The city of Chicago carries a long and storied tradition of community engagement, from Jane Addams to Ida B. Wells and Harold Washington. It was that tradition which helped draw President Obama to Chicago in the first place. And it is that tradition that guides our relationship with our community.
Featured Program: Local Lunchbox
In the summer of 2022, we teamed up with Local Lunchbox, a healthy food program that connects small food businesses with community organizations, to serve meals to Chicagoans 18 and under. The program, created in partnership with the Shah Family Foundation, is entirely funded by the United States Department of Agriculture. We’ve distributed close to 100,000 meals—and we’re just getting started! Take a closer look at the program and how kids benefited from it:
Neighbors Who Inspire Us
From artists to organizers, tennis pros to professors, dancers to carpenters, here are a few of the neighbors who inspire us.
Help Build the Obama Presidential Center
We believe the Obama Presidential Center should be built by a team that looks like the Center’s surrounding community, and we’re working hard to make sure that happens. We hope you’ll join us.
Every community deserves a gathering place.

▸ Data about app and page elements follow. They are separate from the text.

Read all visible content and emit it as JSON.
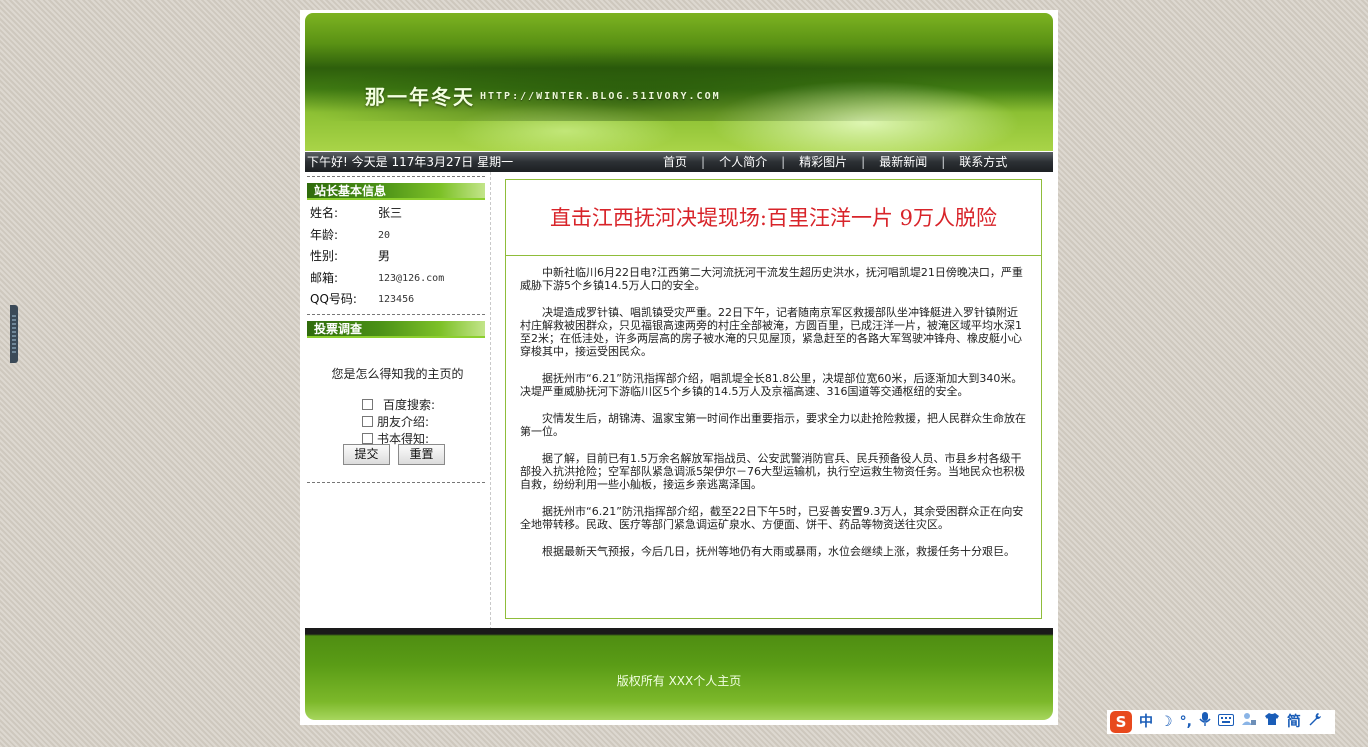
{
  "banner": {
    "logo_text": "那一年冬天",
    "url_text": "HTTP://WINTER.BLOG.51IVORY.COM"
  },
  "topbar": {
    "greeting": "下午好! 今天是 117年3月27日 星期一",
    "nav": [
      {
        "label": "首页"
      },
      {
        "label": "个人简介"
      },
      {
        "label": "精彩图片"
      },
      {
        "label": "最新新闻"
      },
      {
        "label": "联系方式"
      }
    ],
    "separator": "|"
  },
  "sidebar": {
    "info_title": "站长基本信息",
    "info": [
      {
        "key": "姓名:",
        "value": "张三"
      },
      {
        "key": "年龄:",
        "value": "20"
      },
      {
        "key": "性别:",
        "value": "男"
      },
      {
        "key": "邮箱:",
        "value": "123@126.com"
      },
      {
        "key": "QQ号码:",
        "value": "123456"
      }
    ],
    "poll_title": "投票调查",
    "poll_question": "您是怎么得知我的主页的",
    "poll_options": [
      {
        "label": "百度搜索:"
      },
      {
        "label": "朋友介绍:"
      },
      {
        "label": "书本得知:"
      }
    ],
    "submit_label": "提交",
    "reset_label": "重置"
  },
  "article": {
    "title": "直击江西抚河决堤现场:百里汪洋一片 9万人脱险",
    "paragraphs": [
      "中新社临川6月22日电?江西第二大河流抚河干流发生超历史洪水，抚河唱凯堤21日傍晚决口，严重威胁下游5个乡镇14.5万人口的安全。",
      "决堤造成罗针镇、唱凯镇受灾严重。22日下午，记者随南京军区救援部队坐冲锋艇进入罗针镇附近村庄解救被困群众，只见福银高速两旁的村庄全部被淹，方圆百里，已成汪洋一片，被淹区域平均水深1至2米；在低洼处，许多两层高的房子被水淹的只见屋顶，紧急赶至的各路大军驾驶冲锋舟、橡皮艇小心穿梭其中，接运受困民众。",
      "据抚州市“6.21”防汛指挥部介绍，唱凯堤全长81.8公里，决堤部位宽60米，后逐渐加大到340米。决堤严重威胁抚河下游临川区5个乡镇的14.5万人及京福高速、316国道等交通枢纽的安全。",
      "灾情发生后，胡锦涛、温家宝第一时间作出重要指示，要求全力以赴抢险救援，把人民群众生命放在第一位。",
      "据了解，目前已有1.5万余名解放军指战员、公安武警消防官兵、民兵预备役人员、市县乡村各级干部投入抗洪抢险；空军部队紧急调派5架伊尔－76大型运输机，执行空运救生物资任务。当地民众也积极自救，纷纷利用一些小舢板，接运乡亲逃离泽国。",
      "据抚州市“6.21”防汛指挥部介绍，截至22日下午5时，已妥善安置9.3万人，其余受困群众正在向安全地带转移。民政、医疗等部门紧急调运矿泉水、方便面、饼干、药品等物资送往灾区。",
      "根据最新天气预报，今后几日，抚州等地仍有大雨或暴雨，水位会继续上涨，救援任务十分艰巨。"
    ]
  },
  "footer": {
    "copyright": "版权所有 XXX个人主页"
  },
  "ime_toolbar": {
    "logo": "S",
    "mode": "中",
    "width": "简"
  }
}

“The vision for this isn’t just about the Obama Presidential Center,” Mrs. Obama said at the 2019 Obama Foundation Summit. “It’s about the South Side of Chicago. It’s about our neighborhood and community.”

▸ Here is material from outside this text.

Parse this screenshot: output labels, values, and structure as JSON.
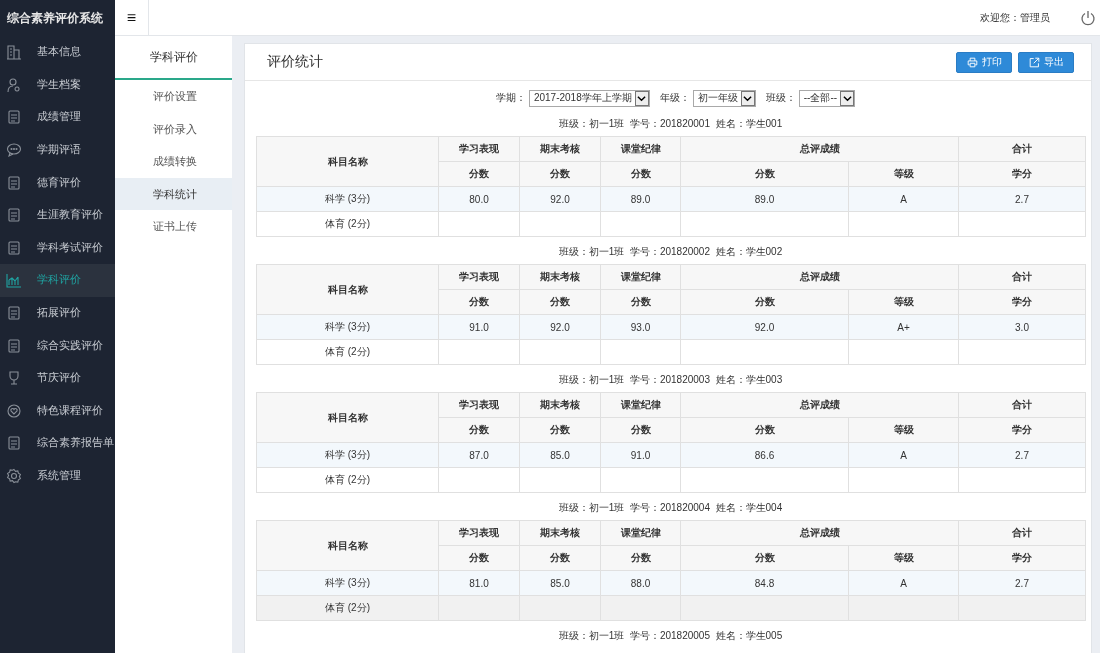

Places have a lasting effect on our lives. And every community deserves a space that lifts up young people, that is vibrant and alive, and inspires everyone who visits. While children can play in Maggie Daley park, tourists can stroll down Navy Pier, and young professionals can jog on the 606, the South Side hasn’t benefited from the same type of investment in public architecture. The Obama Presidential Center is an opportunity to change that. It’s a chance to work hand-in-hand with our neighbors to create a world-class gathering place for the South Side.
Free, public areas will make the Obama Presidential Center a welcome space to catch up with an old friend or wind down with a good book. A new branch of the Chicago Public Library will offer young people a place to learn about history, while leadership trainings hosted in the Forum building will help them make it. And a playground and outdoor space unlike any in Chicago will offer children a chance to get active and let their imaginations soar.
And we’re building the Obama Presidential Center for our community, with our community—a place with global reach and local roots. Since we first announced the Center, we’ve sought out feedback from our neighbors to help shape the Center’s design, location, and architecture. And we’ve partnered with the Lakeside Alliance, a joint venture of five construction firms, four of which are local and minority-owned, to help construct it.
Chicago’s South Side has always been full of potential. It’s time it was met with opportunity.
When we first started thinking about what the Obama Presidential Center could be, one thing was clear: It should invest back into the community that gave President and Mrs. Obama so much. With the help of our community, we can write a new chapter for the South Side of Chicago—one that focuses on the region’s strengths rather than its deficits.
Through our commitment to working with local and diverse vendors and the economic activity the Center will bring to the South Side of Chicago, we can help drive an economic revival that’s bigger than one project or one neighborhood, tying together every part of the regional economy.
Our investment in the community has already begun. To date, we’ve spent nearly $18 million with diverse vendors on the creation of the Obama Presidential Center, with $16 million invested in Chicago-based businesses. When the Obama Presidential Center doors open, it’s projected to generate over $3 billion of new economic activity over ten years across the city.